GIVEN INFORMATION: Begin
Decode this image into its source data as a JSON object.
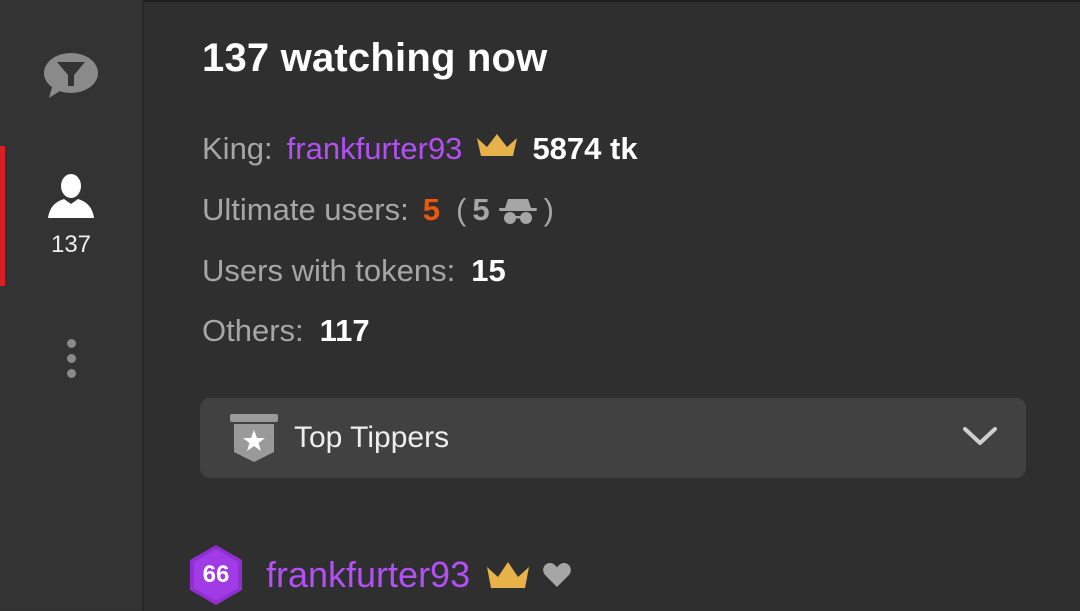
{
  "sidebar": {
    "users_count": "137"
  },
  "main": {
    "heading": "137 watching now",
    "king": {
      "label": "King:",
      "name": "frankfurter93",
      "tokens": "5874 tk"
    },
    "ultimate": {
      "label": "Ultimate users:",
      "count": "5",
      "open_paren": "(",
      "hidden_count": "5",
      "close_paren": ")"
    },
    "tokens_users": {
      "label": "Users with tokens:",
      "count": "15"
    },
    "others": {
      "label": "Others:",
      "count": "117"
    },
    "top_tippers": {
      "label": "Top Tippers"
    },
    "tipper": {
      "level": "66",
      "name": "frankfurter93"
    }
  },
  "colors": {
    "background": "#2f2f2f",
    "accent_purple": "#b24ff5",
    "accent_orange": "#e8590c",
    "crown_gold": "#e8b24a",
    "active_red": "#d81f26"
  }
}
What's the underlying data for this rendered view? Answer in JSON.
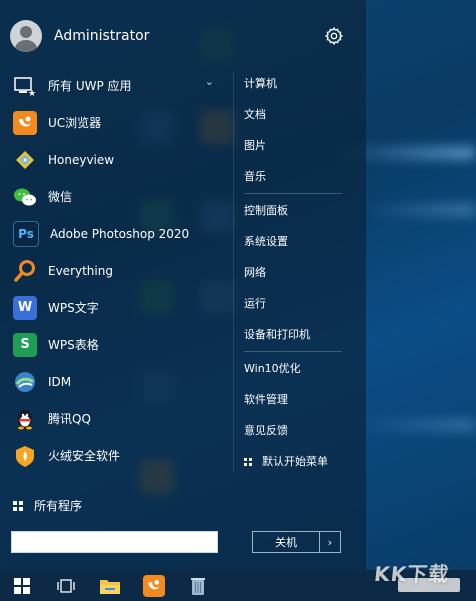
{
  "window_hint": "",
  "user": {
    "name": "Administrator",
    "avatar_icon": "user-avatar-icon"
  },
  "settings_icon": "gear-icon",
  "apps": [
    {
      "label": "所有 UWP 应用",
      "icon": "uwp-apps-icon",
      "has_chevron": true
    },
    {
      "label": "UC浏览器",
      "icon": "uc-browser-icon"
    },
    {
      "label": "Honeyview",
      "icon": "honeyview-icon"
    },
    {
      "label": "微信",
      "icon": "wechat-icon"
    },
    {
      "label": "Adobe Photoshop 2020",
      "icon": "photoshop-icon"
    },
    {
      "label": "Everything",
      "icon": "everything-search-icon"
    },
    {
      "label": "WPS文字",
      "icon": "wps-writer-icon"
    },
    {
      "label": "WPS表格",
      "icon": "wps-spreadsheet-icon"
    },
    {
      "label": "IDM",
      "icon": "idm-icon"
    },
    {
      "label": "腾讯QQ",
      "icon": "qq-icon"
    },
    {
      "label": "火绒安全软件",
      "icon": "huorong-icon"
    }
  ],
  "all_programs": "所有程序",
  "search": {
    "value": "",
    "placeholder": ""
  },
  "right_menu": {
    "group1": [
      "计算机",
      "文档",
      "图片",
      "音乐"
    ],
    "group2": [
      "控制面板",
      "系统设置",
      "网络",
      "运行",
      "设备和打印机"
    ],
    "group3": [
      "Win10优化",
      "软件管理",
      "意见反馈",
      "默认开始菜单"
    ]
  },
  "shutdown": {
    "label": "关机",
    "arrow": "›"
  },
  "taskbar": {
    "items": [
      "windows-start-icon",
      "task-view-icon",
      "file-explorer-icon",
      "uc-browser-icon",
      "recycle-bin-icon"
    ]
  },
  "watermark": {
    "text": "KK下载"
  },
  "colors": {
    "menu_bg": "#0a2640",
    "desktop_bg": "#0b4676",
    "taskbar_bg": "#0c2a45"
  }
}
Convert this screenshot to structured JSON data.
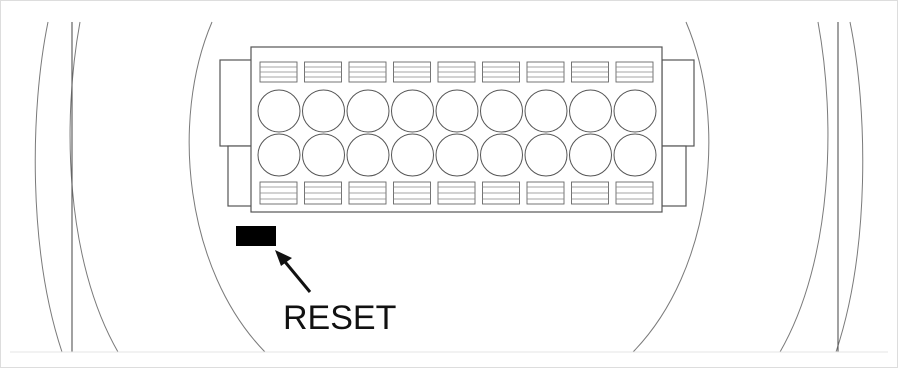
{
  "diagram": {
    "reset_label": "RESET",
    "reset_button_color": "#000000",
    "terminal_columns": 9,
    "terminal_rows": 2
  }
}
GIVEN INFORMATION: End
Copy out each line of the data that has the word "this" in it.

ANSWER SECTION:
Decode this image into its source data as a JSON object.
What's the underlying data for this rendered view? Answer in JSON.
Convert this screenshot to structured JSON data.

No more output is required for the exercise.